Previous Editions:

May 16: Track & Field Exchange Zones - Listen
May 9: Girls Lacrosse Self-Start - Listen
May 2: Baseball/Softball Overthrow - Listen
April 25: Fifth-Quarter/Third-Half Rule - Listen
April 18: Soccer Referee in Play? - Listen
April 11: Softball Strikeout - Listen
March 14: Basketball Instant Replay - Listen
March 7: Hockey Overtime - Listen
Feb. 28: Baker Bowling - Listen
Feb. 21: Ski Finish - Listen
Feb. 14: Swimming Touchpads - Listen
Feb. 7: In or Out-of-Bounds in Wrestling - Listen
Jan. 31: Over the Back - Listen
Jan. 24: Competitive Cheer Judges - Listen
Jan. 17: More Lines - Listen
Jan. 10: On the Line - Listen
Jan. 3: Basketball Measurements - Listen

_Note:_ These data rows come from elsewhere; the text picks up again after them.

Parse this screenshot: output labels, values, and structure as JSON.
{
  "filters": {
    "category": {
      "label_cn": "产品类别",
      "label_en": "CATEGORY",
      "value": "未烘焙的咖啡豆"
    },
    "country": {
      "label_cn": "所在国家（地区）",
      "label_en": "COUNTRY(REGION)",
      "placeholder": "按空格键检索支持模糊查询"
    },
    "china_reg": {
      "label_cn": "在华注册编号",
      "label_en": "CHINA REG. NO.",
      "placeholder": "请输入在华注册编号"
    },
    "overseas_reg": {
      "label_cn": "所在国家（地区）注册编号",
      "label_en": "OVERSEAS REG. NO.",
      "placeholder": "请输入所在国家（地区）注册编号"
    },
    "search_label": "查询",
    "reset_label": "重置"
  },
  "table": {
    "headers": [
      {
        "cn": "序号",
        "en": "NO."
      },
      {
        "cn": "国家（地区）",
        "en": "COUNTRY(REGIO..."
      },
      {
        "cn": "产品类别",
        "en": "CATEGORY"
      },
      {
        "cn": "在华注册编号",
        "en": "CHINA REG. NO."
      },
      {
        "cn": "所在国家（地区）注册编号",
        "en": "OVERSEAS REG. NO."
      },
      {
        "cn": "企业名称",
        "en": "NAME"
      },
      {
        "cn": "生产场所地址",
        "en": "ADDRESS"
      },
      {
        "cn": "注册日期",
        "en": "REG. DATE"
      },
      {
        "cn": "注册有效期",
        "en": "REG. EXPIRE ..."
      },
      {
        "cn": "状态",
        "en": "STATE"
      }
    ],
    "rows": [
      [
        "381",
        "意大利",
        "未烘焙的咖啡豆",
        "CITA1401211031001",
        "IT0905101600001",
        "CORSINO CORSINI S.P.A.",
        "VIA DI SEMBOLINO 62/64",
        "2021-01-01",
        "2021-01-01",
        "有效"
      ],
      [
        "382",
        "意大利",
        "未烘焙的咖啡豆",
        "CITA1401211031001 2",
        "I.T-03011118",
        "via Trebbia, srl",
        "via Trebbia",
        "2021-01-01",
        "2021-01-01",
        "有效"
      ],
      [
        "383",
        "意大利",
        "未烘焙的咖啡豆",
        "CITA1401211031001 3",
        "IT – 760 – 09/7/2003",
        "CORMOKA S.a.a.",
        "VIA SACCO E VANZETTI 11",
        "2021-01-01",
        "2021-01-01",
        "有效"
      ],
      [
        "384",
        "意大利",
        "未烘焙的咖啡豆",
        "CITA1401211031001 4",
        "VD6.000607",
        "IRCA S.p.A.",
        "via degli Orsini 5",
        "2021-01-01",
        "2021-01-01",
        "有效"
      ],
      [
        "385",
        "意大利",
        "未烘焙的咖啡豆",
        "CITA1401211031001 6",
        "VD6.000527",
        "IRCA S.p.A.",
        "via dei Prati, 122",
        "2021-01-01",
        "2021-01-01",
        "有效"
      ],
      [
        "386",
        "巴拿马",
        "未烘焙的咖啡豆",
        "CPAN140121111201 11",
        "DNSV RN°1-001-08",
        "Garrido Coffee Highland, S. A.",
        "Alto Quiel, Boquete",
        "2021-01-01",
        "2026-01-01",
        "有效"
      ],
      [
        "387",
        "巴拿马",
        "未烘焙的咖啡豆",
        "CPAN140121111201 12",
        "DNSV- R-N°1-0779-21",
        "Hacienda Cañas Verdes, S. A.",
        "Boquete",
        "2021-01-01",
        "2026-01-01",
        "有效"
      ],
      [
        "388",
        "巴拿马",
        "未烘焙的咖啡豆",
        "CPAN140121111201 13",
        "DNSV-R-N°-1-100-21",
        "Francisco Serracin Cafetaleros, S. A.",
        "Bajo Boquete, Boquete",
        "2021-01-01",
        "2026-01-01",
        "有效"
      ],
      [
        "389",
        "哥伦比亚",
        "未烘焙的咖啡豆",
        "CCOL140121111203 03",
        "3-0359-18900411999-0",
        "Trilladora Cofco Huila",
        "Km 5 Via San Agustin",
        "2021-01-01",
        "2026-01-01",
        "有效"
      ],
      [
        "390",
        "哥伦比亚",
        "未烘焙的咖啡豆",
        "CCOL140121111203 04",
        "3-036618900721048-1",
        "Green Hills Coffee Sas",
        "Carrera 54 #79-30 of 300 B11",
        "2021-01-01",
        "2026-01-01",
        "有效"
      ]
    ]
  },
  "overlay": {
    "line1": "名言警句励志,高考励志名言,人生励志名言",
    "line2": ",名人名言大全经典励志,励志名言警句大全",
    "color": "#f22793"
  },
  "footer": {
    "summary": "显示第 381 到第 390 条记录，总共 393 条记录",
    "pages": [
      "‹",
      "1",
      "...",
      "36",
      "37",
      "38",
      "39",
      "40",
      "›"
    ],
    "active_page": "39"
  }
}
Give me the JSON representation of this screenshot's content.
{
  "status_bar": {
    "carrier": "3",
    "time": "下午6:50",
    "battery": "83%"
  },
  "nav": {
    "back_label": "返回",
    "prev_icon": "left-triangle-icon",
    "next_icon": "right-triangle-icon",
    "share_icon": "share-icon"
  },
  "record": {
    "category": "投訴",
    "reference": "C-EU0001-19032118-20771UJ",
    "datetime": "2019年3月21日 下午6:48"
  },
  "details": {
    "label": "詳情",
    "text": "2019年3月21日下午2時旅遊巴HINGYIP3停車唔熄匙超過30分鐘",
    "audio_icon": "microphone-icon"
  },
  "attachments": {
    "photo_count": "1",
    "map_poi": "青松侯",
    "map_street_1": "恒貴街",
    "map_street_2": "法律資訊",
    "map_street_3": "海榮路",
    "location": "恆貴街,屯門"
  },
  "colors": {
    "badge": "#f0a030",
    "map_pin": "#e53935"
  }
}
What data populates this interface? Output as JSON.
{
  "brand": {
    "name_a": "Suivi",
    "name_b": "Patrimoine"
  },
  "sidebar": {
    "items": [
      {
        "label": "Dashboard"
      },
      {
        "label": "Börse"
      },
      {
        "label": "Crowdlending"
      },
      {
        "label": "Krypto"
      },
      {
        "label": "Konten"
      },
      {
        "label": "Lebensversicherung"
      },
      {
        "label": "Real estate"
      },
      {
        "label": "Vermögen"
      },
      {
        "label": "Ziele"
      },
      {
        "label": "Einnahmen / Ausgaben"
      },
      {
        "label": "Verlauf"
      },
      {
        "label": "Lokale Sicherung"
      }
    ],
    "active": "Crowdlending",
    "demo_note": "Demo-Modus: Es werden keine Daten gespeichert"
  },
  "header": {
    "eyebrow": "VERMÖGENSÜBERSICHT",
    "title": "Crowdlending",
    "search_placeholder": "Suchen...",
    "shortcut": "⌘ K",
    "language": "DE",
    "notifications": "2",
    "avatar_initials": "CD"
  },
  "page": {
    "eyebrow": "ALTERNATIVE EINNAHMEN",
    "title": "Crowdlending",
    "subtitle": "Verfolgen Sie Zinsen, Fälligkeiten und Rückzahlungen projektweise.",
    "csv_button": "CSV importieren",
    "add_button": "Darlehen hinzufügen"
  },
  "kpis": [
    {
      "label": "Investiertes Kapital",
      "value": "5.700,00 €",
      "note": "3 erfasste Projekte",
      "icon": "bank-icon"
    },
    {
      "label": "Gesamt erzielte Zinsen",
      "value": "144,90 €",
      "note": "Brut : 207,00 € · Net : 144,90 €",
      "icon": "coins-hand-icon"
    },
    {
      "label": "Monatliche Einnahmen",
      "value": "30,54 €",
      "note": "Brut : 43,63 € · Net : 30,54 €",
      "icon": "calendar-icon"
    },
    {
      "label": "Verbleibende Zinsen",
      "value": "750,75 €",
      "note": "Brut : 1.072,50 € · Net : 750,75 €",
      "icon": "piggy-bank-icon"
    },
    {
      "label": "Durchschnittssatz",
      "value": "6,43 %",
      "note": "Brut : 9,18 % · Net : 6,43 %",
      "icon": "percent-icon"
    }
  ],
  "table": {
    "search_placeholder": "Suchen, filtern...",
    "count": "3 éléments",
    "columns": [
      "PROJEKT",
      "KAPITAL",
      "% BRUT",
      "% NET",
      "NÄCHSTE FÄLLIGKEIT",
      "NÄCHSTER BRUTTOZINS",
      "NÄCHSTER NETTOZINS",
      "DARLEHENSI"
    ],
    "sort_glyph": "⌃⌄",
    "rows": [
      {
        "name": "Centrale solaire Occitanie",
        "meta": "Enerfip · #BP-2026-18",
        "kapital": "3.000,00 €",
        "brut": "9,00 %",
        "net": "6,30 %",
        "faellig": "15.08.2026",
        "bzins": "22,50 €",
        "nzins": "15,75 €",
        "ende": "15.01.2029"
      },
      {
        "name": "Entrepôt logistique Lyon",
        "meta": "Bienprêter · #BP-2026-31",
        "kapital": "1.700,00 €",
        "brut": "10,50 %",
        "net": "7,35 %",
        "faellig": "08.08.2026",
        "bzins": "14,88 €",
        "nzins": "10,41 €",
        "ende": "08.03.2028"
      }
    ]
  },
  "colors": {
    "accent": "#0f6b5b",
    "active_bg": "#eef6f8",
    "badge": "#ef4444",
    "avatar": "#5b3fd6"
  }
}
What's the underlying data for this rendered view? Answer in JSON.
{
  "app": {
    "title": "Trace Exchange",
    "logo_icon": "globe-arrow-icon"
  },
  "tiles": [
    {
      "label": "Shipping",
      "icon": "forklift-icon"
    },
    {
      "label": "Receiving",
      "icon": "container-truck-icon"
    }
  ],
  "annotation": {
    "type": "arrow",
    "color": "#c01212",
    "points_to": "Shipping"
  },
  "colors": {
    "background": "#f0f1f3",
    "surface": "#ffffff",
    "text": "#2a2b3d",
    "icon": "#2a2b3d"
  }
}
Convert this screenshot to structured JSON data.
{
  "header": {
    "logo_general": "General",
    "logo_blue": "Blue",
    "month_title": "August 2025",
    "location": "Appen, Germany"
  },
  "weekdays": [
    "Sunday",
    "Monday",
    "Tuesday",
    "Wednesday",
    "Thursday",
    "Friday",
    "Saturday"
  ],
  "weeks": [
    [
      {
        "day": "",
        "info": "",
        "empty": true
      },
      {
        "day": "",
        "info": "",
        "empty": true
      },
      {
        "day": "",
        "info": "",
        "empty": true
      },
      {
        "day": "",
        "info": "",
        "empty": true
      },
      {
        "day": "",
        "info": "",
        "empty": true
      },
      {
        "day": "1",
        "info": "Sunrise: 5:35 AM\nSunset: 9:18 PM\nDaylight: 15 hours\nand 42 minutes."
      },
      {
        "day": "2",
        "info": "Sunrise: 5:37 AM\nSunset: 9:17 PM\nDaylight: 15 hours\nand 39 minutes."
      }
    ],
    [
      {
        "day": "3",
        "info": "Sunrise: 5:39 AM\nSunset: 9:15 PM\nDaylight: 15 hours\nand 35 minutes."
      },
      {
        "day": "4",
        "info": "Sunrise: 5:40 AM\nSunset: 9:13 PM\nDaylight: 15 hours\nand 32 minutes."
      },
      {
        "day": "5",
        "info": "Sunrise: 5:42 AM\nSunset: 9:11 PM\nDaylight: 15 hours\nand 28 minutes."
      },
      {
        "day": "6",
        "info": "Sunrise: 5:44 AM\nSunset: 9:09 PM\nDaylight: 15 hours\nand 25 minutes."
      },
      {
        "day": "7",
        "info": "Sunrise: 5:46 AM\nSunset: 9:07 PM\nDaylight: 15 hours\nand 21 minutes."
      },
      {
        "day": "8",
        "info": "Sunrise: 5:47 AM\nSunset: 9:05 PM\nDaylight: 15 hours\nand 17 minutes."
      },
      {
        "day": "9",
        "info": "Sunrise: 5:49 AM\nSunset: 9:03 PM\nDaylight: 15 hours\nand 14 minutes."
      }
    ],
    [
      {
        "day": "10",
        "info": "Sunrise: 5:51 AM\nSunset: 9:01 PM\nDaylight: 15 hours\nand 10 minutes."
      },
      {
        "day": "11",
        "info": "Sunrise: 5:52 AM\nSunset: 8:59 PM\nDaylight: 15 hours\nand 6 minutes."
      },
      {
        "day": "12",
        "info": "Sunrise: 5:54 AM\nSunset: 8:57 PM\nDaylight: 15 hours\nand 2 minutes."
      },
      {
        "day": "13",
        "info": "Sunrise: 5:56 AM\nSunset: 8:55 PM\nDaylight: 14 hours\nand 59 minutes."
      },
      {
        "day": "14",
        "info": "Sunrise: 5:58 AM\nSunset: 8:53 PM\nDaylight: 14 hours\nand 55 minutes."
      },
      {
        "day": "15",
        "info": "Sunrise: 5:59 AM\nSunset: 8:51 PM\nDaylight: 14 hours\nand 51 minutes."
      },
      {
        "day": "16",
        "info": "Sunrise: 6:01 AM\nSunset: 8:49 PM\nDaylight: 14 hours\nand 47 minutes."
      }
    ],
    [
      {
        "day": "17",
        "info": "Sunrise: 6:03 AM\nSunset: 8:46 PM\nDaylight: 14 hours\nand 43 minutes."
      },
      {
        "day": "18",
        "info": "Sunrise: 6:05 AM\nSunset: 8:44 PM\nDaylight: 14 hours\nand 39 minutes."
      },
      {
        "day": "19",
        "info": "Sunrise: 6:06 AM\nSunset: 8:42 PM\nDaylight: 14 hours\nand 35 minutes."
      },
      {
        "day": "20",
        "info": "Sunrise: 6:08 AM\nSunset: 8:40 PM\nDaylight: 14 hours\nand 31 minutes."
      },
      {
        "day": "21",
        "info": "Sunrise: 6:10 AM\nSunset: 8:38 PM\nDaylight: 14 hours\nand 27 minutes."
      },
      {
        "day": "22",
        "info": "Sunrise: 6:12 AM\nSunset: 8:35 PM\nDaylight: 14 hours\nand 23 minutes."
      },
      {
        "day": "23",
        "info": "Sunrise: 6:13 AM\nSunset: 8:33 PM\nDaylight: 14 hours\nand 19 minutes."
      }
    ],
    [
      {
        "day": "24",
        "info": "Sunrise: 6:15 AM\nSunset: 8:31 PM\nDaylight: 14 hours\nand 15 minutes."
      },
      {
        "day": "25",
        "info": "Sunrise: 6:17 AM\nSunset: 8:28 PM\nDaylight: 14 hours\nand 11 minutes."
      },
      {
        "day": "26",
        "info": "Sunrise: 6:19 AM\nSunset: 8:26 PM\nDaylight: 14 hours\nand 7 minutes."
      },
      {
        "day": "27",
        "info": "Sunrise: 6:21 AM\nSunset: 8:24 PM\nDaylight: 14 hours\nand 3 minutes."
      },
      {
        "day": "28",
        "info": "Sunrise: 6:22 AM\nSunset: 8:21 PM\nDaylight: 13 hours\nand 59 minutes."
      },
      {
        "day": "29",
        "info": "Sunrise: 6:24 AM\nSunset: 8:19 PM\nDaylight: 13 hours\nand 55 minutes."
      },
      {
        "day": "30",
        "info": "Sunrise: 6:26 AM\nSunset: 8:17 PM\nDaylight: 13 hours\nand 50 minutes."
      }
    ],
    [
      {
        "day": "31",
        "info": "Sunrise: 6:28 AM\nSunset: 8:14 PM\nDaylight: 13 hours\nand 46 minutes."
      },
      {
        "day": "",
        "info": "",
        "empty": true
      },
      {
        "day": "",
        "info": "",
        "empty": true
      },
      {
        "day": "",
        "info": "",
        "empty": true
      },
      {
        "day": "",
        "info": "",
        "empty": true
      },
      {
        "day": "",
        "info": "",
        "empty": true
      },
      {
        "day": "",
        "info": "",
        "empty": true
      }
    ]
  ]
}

Dec. 13: Pregame Dunks - Listen
Dec. 6: Gymnastics Judges - Listen
Nov. 22: Football Finals Replay - Listen
Nov. 15: Back Row Illegal Blocker - Listen
Nov. 8: Swim Turn Judges - Listen
Nov. 1: Soccer Referee Jersey Colors - Listen
Oct. 25: Cross Country Tie-Breaker - Listen
Oct. 18: Soccer Shootouts - Listen
Oct. 11: Safety in End ZoneListen
Oct. 4: Football Overtime Penalty - Listen
Sept. 27: Kickoff Goal - Listen
Sept. 20: Soccer Timing - Listen
Sept. 13: Volleyball Replays - Listen
Sept. 6: Switching Sides - Listen
Aug. 30: Play Clock - Listen
Aug. 23: Intentional Grounding Change
- Listen

PHOTO: An official raises his flag during this spring's Trenton/Pontiac Notre Dame Prep game. (Photo by Chris Mudd/National Photo Scout.)